This is an entirely historically accurate portrayal of how medieval royals often got themselves out of financial pickles. Just prior to reading this book, I read John Kelly's The Great Mortality, a don't-miss history of the 14th century Black Death, and so I was in the lucky position of having had a recent medieval Europe refresher course. Jews in medieval times fell into mercantilism and money-lending because, due to deeply entrenched anti-Semitism, there were few other careers open to them; they couldn't own land, couldn't enter politics or do much at all. Some Jews became fabulously wealthy, which, bigotry being what it is, only served to deepen anti-Semitism even more. Now, as in The Unhandsome Prince, when real-life medieval royal families went into debt, it was often Jewish money-lenders to whom they were indebted. Hence the practice of running Jews out of the country and seizing their property. Kelly reports that Jews were expelled from France in 1306, readmitted in 1315, expelled again in 1322, readmitted in 1359, and expelled yet again in 1394.
That John Moore wants to address the dark subject of anti-Semitism in his novel is praiseworthy. But its inclusion as a subplot raises some questions from a narrative standpoint. What John has set up is a charming fairy-tale world of fair maidens and frogs-into-princes, with just enough postmodern wit to incorporate such notions as the legalese of having spells cast on you, or the cute character touch of having Rapunzel turn out, for obvious reasons, to be an expert on all things hair-related (does John wear a hidden wire into salons?).
Suddenly into the midst of all this cuteness and charm he throws a hand grenade like anti-Semitism, which, among other things, hints at a world in which Christianity might also exist (but he doesn't bring it up). Sure, anti-Semitism can be ethnically-based, but the prejudice in medieval Europe that led to the behavior John depicts in his book was most assuredly rooted in Church teachings about Jews as Christ-killers. If Jews in John's world are expelled, as they were in France and England, what else do the people of Melinower do to them? Are they marched into empty barns and set ablaze? What I'm driving at is that the inclusion of anti-Semitism as a subplot in The Unhandsome Prince opens a narrative Pandora's Box that might be more trouble than John intended. A sense of awkward discomfort envelops the book whenever it comes up. It feels like there's this tug of war going on, where, on one hand, John wants to address social injustice and prejudice as a serious theme, but on the other, he wants to keep the book, for the most part, a fairly safe piece of entertainment, the kind of book that, at the end of the day, is mainly meant to put a smile on the cherubic faces of the kinds of fantasy fen who stroll through conventions in costume. I think if you're going to make something like anti-Semitism a theme of your story, either tackle it head-on like Schindler's List (which, I suppose, would preclude your ability to write a comedy) or leave it out. As it is, John incorporates anti-Semitism without really addressing it meaningfully. The Jews just become someone for the hero to save. Would it have been better if John had, say, invented his own racial minority and made his points allegorically? (I'm thinking of Oisín McGann's recent The Gods and Their Machines here.) Hard to say.
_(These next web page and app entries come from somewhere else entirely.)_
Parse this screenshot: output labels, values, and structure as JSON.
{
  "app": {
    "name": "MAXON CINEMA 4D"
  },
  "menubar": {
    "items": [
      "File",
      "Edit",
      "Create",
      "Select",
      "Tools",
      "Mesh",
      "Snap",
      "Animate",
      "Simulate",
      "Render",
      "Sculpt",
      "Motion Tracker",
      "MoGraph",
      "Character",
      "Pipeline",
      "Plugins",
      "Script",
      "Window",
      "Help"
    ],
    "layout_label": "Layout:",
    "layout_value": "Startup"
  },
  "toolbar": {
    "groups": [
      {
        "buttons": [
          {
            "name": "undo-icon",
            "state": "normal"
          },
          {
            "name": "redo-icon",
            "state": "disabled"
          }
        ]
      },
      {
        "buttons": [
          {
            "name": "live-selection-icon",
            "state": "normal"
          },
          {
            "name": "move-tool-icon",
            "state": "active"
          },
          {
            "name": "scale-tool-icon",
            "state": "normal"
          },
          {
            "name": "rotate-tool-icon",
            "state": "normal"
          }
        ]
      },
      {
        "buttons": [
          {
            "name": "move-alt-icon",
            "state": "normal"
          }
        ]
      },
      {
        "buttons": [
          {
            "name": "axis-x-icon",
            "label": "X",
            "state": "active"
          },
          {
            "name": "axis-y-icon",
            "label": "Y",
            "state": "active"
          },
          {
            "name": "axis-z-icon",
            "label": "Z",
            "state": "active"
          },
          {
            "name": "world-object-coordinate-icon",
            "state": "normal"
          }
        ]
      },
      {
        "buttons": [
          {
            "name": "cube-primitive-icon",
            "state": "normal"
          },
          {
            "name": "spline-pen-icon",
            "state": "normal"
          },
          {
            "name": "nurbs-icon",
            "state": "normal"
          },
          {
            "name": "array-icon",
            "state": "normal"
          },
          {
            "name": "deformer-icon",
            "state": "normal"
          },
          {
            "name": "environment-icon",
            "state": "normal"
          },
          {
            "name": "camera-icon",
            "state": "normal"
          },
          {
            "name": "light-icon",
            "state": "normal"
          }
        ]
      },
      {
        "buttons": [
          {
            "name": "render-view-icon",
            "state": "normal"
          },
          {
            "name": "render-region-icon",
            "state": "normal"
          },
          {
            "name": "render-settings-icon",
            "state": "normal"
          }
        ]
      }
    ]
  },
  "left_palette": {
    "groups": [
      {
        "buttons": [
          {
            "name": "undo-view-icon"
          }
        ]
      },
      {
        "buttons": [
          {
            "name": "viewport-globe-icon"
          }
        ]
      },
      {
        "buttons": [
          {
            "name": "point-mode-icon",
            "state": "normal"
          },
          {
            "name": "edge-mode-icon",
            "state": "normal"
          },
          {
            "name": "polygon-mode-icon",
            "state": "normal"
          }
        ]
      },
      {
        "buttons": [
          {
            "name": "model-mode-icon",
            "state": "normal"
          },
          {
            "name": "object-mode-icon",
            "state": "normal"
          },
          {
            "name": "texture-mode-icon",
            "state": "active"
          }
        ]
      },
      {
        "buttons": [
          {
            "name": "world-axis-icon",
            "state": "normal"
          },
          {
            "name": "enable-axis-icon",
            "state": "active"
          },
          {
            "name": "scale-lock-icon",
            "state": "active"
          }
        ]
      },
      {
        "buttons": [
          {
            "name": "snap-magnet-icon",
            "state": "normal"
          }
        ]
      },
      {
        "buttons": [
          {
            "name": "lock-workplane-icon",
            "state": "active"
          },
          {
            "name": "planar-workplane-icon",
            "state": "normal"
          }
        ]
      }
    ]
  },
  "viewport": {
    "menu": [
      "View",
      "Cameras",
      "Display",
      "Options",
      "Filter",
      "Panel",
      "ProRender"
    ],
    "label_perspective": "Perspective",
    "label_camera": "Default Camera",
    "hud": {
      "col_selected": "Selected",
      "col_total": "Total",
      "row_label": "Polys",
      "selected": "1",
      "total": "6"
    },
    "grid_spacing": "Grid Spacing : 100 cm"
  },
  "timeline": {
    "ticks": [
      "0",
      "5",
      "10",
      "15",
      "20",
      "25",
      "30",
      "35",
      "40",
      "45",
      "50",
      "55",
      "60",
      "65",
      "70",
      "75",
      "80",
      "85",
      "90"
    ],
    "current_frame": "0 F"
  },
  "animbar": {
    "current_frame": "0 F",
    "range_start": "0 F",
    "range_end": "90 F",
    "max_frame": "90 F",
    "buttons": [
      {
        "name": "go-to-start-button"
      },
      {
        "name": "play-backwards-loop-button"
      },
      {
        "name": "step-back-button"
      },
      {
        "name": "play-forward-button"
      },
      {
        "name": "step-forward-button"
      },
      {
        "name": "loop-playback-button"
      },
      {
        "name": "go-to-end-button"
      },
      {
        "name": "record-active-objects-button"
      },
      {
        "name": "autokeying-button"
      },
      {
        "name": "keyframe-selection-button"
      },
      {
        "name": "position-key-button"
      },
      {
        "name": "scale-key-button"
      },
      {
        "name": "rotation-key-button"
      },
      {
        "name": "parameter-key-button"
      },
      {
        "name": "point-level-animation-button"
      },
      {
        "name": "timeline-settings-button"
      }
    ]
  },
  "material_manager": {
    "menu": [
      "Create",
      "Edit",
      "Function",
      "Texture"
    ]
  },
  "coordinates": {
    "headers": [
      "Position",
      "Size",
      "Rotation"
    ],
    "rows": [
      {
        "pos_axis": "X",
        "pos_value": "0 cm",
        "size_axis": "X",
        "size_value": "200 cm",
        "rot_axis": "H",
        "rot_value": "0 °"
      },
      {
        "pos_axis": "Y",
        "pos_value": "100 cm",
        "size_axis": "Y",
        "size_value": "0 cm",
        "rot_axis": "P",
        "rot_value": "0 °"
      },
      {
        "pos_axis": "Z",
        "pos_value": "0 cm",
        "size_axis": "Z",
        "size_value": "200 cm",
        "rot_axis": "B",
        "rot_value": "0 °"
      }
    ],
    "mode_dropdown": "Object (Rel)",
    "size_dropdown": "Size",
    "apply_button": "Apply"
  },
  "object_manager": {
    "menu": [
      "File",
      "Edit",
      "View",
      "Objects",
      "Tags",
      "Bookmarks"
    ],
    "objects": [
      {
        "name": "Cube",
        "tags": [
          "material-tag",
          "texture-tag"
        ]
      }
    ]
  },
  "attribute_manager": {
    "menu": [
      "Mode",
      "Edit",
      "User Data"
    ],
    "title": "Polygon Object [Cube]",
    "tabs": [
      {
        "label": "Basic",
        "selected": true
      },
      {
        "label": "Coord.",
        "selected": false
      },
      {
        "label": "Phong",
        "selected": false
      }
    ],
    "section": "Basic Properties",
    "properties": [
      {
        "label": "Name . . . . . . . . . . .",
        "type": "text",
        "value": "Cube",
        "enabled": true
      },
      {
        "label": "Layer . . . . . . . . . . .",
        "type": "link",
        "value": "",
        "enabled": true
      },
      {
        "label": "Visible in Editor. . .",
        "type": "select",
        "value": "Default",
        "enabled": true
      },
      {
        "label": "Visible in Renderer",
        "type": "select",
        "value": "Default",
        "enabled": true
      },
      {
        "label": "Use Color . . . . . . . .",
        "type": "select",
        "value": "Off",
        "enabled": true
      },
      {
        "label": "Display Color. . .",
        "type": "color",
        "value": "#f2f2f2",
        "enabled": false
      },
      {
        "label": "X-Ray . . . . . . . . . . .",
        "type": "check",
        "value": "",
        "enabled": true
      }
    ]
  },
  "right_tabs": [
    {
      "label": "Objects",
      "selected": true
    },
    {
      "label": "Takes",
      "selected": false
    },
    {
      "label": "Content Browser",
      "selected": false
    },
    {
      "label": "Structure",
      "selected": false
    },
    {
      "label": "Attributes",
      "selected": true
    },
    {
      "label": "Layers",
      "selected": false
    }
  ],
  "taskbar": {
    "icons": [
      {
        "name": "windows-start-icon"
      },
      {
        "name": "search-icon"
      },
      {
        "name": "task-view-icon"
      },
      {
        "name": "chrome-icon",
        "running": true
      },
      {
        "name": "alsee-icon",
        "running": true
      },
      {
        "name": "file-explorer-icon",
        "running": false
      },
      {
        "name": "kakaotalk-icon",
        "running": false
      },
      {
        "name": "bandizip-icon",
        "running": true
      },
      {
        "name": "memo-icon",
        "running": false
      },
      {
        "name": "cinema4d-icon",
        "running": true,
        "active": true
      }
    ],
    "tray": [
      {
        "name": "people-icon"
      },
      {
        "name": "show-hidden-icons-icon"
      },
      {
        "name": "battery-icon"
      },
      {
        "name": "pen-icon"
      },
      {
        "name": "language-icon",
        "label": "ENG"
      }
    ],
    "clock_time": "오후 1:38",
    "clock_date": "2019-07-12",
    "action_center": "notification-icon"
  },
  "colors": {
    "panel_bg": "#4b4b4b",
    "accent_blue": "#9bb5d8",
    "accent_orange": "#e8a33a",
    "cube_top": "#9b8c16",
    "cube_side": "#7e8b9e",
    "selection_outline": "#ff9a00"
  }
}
What I can say is that a little controversy never hurt anything, and I think what the vast majority of readers will come away from The Unhandsome Prince with is, indeed, a big smile. There may be a lot of argument as to whether John's thematic ambitions were wisely chosen, let alone executed, but no one will argue that there's magic in a kiss.